Assignment
Could you repeat every record below exactly, leaving out the pictures?

Records shown
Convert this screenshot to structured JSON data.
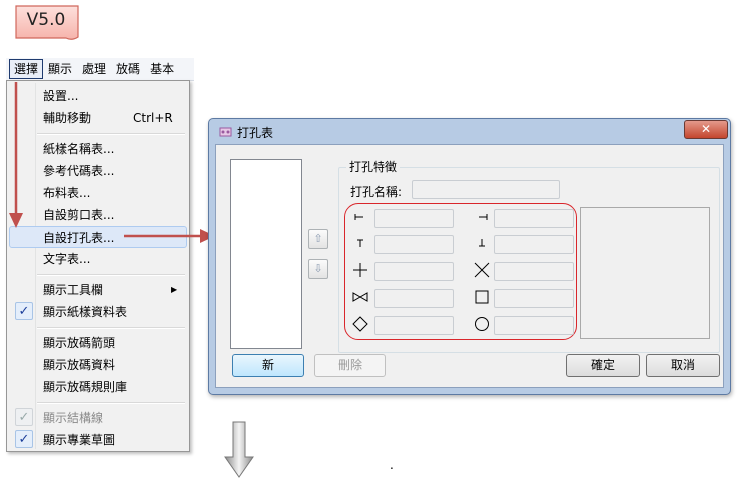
{
  "version_badge": "V5.0",
  "menubar": {
    "items": [
      {
        "label": "選擇"
      },
      {
        "label": "顯示"
      },
      {
        "label": "處理"
      },
      {
        "label": "放碼"
      },
      {
        "label": "基本"
      }
    ]
  },
  "menu": {
    "items": [
      {
        "label": "設置..."
      },
      {
        "label": "輔助移動",
        "shortcut": "Ctrl+R"
      },
      {
        "label": "紙樣名稱表..."
      },
      {
        "label": "參考代碼表..."
      },
      {
        "label": "布料表..."
      },
      {
        "label": "自設剪口表..."
      },
      {
        "label": "自設打孔表..."
      },
      {
        "label": "文字表..."
      },
      {
        "label": "顯示工具欄"
      },
      {
        "label": "顯示紙樣資料表"
      },
      {
        "label": "顯示放碼箭頭"
      },
      {
        "label": "顯示放碼資料"
      },
      {
        "label": "顯示放碼規則庫"
      },
      {
        "label": "顯示結構線"
      },
      {
        "label": "顯示專業草圖"
      }
    ],
    "check_glyph": "✓"
  },
  "dialog": {
    "title": "打孔表",
    "close_glyph": "✕",
    "group_label": "打孔特徵",
    "name_label": "打孔名稱:",
    "up_glyph": "⇧",
    "down_glyph": "⇩",
    "buttons": {
      "new": "新",
      "delete": "刪除",
      "ok": "確定",
      "cancel": "取消"
    }
  },
  "footnote": "."
}
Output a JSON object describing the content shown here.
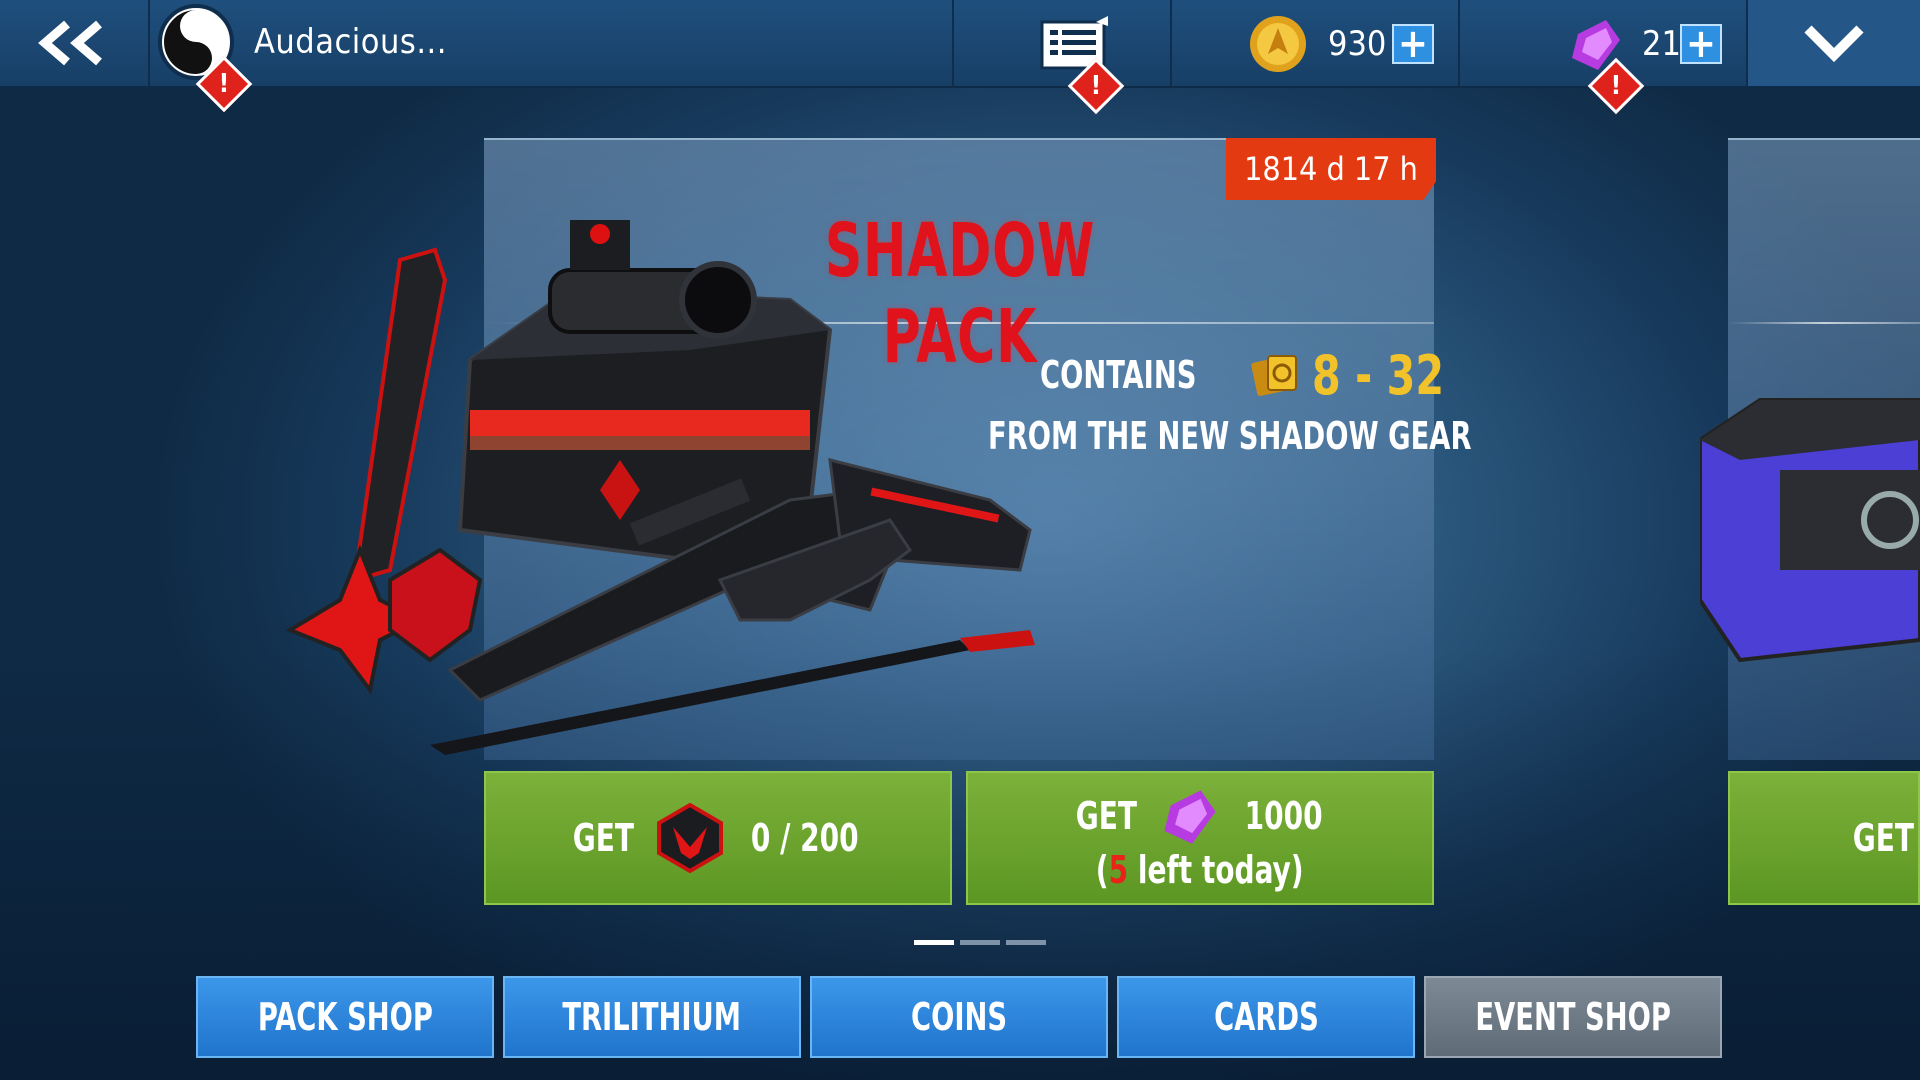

Exercise answer
Convert this screenshot to structured JSON data.
{
  "version_badge": "V5.0",
  "menubar": {
    "items": [
      {
        "label": "選擇"
      },
      {
        "label": "顯示"
      },
      {
        "label": "處理"
      },
      {
        "label": "放碼"
      },
      {
        "label": "基本"
      }
    ]
  },
  "menu": {
    "items": [
      {
        "label": "設置..."
      },
      {
        "label": "輔助移動",
        "shortcut": "Ctrl+R"
      },
      {
        "label": "紙樣名稱表..."
      },
      {
        "label": "參考代碼表..."
      },
      {
        "label": "布料表..."
      },
      {
        "label": "自設剪口表..."
      },
      {
        "label": "自設打孔表..."
      },
      {
        "label": "文字表..."
      },
      {
        "label": "顯示工具欄"
      },
      {
        "label": "顯示紙樣資料表"
      },
      {
        "label": "顯示放碼箭頭"
      },
      {
        "label": "顯示放碼資料"
      },
      {
        "label": "顯示放碼規則庫"
      },
      {
        "label": "顯示結構線"
      },
      {
        "label": "顯示專業草圖"
      }
    ],
    "check_glyph": "✓"
  },
  "dialog": {
    "title": "打孔表",
    "close_glyph": "✕",
    "group_label": "打孔特徵",
    "name_label": "打孔名稱:",
    "up_glyph": "⇧",
    "down_glyph": "⇩",
    "buttons": {
      "new": "新",
      "delete": "刪除",
      "ok": "確定",
      "cancel": "取消"
    }
  },
  "footnote": "."
}
Output a JSON object describing the content shown here.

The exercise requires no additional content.